Who remembers collecting all of the money from the middle of the board when you landed on Free Parking in Monopoly? Were you aware that this is not in the official rules for Monopoly? This free parking rule is one of the most well-known examples of a house rule. A house rule, by definition, is a rule that is used amongst a certain group of players or in a certain place. A house rule can be something as simple as a variant of the rules, or it can go as far as adding new rules or replacing existing rules. Anything goes because it is your house and your rules.
Throughout the years, I’ve found that house rules tend to happen more often when you are playing games with children. It just makes sense. If you have kids who really want to play the game with you, but the game is above their heads or the rules are too difficult, then you have to make some house rules in order to keep the tears to a minimum.
I have seen house rules pop up in board games with adults. I have friends, Josh and Angela, who have a house rule in Ticket to Ride. When playing Ticket to Ride with them, 3 train cards of 1 color can be used as a wild card. So, if I need 6 pink train cards, but I only had 5 pink train cards and 3 blue train cards, I could use the 5 pink train cards and the 3 blue train cards to equal the 6 pink train cards.
Our board game group has an unofficial house rule that applies to most games for new players, both to new players in general and new players to a game. Basically, we will allow you to take back a move or placement if you find that it was bad move. The rule doesn’t apply to every player in every game. If I’m playing Sagrada with you and you’ve played it multiple times, then you’re just going to have to take the penalty point for placing a die in the wrong spot. If it is your first time playing Sagrada, then I’ll let you move a die because you are still learning the game.

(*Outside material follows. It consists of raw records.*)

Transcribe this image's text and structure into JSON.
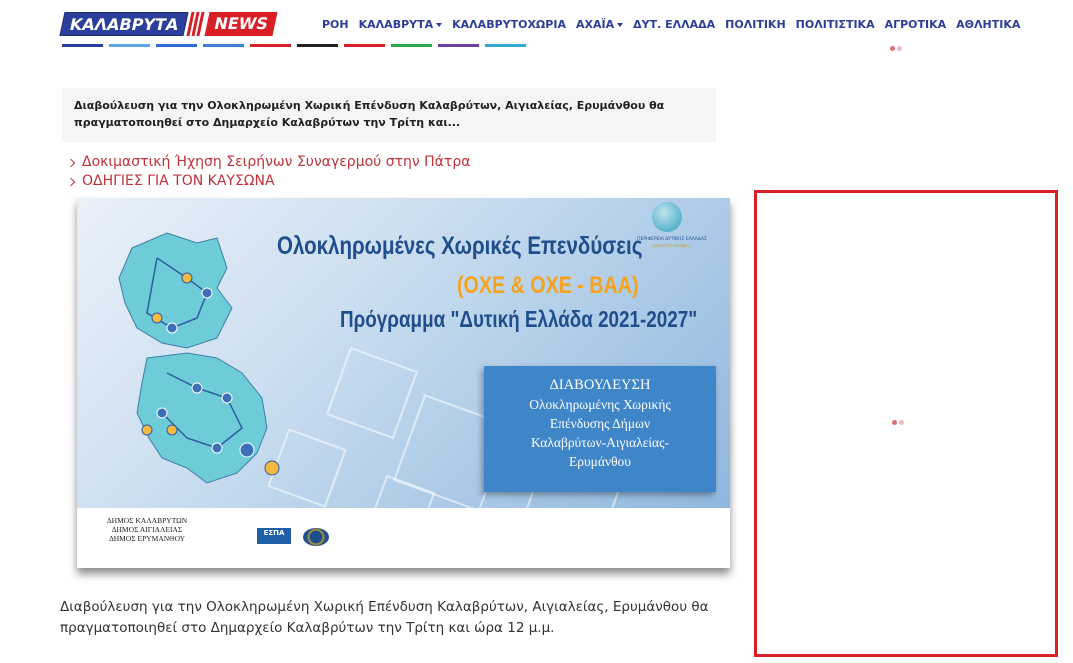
{
  "header": {
    "logo": {
      "main": "ΚΑΛΑΒΡΥΤΑ",
      "news": "NEWS"
    },
    "nav": [
      {
        "label": "ΡΟΗ",
        "dropdown": false
      },
      {
        "label": "ΚΑΛΑΒΡΥΤΑ",
        "dropdown": true
      },
      {
        "label": "ΚΑΛΑΒΡΥΤΟΧΩΡΙΑ",
        "dropdown": false
      },
      {
        "label": "ΑΧΑΪΑ",
        "dropdown": true
      },
      {
        "label": "ΔΥΤ. ΕΛΛΑΔΑ",
        "dropdown": false
      },
      {
        "label": "ΠΟΛΙΤΙΚΗ",
        "dropdown": false
      },
      {
        "label": "ΠΟΛΙΤΙΣΤΙΚΑ",
        "dropdown": false
      },
      {
        "label": "ΑΓΡΟΤΙΚΑ",
        "dropdown": false
      },
      {
        "label": "ΑΘΛΗΤΙΚΑ",
        "dropdown": false
      }
    ],
    "strip_colors": [
      "#2b3f9a",
      "#5aa9e6",
      "#2b6fd6",
      "#3d7fd0",
      "#d91f26",
      "#222222",
      "#d91f26",
      "#2ea84a",
      "#6a3fa0",
      "#31a9d8"
    ]
  },
  "article": {
    "summary": "Διαβούλευση για την Ολοκληρωμένη Χωρική Επένδυση Καλαβρύτων, Αιγιαλείας, Ερυμάνθου θα πραγματοποιηθεί στο Δημαρχείο Καλαβρύτων την Τρίτη και...",
    "related_links": [
      "Δοκιμαστική Ήχηση Σειρήνων Συναγερμού στην Πάτρα",
      "ΟΔΗΓΙΕΣ ΓΙΑ ΤΟΝ ΚΑΥΣΩΝΑ"
    ],
    "image": {
      "title1": "Ολοκληρωμένες Χωρικές Επενδύσεις",
      "title2": "(ΟΧΕ & ΟΧΕ - ΒΑΑ)",
      "title3": "Πρόγραμμα \"Δυτική Ελλάδα 2021-2027\"",
      "box_lines": [
        "ΔΙΑΒΟΥΛΕΥΣΗ",
        "Ολοκληρωμένης Χωρικής",
        "Επένδυσης Δήμων",
        "Καλαβρύτων-Αιγιαλείας-",
        "Ερυμάνθου"
      ],
      "municipalities": [
        "ΔΗΜΟΣ ΚΑΛΑΒΡΥΤΩΝ",
        "ΔΗΜΟΣ ΑΙΓΙΑΛΕΙΑΣ",
        "ΔΗΜΟΣ ΕΡΥΜΑΝΘΟΥ"
      ],
      "espa": "ΕΣΠΑ",
      "region_name": "ΠΕΡΙΦΕΡΕΙΑ ΔΥΤΙΚΗΣ ΕΛΛΑΔΑΣ",
      "region_slogan": "μπροστά σκέψεις!"
    },
    "body": "Διαβούλευση για την Ολοκληρωμένη Χωρική Επένδυση Καλαβρύτων, Αιγιαλείας, Ερυμάνθου θα πραγματοποιηθεί στο Δημαρχείο Καλαβρύτων την Τρίτη και ώρα 12 μ.μ."
  },
  "sidebar": {
    "loader_icon": "loading-dots-icon"
  }
}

If you come play games at our house, you will find a house rule that applies to just about every game we play. It generally only applies to me, but the rule can be transferred to a different person depending on the situation. As you know, Number One and I have two small kids, Peep and Stormageddon. At the ages of 4 and 2, they still require (and demand) quite a bit of attention. In our house, the person who has had to get up and take care of the kids the most or just had the kids climbing all over them for the duration of the game is awarded 5 victory points at the end of the game. Number One and I created this rule because I spend a lot of time with my chair pushed as far away from the table so that toddler feet don’t kick my cards or board. As Peep and Stormie get older, this rule will disappear. For now, it helps even the playing field a little bit because we don’t always have the luxury of studying the board to plan out our next move.
So, share your thoughts with me. What are your thoughts on house rules? If you like house rules, then what are some of the house rules that apply at your house?
Until next time, happy gaming!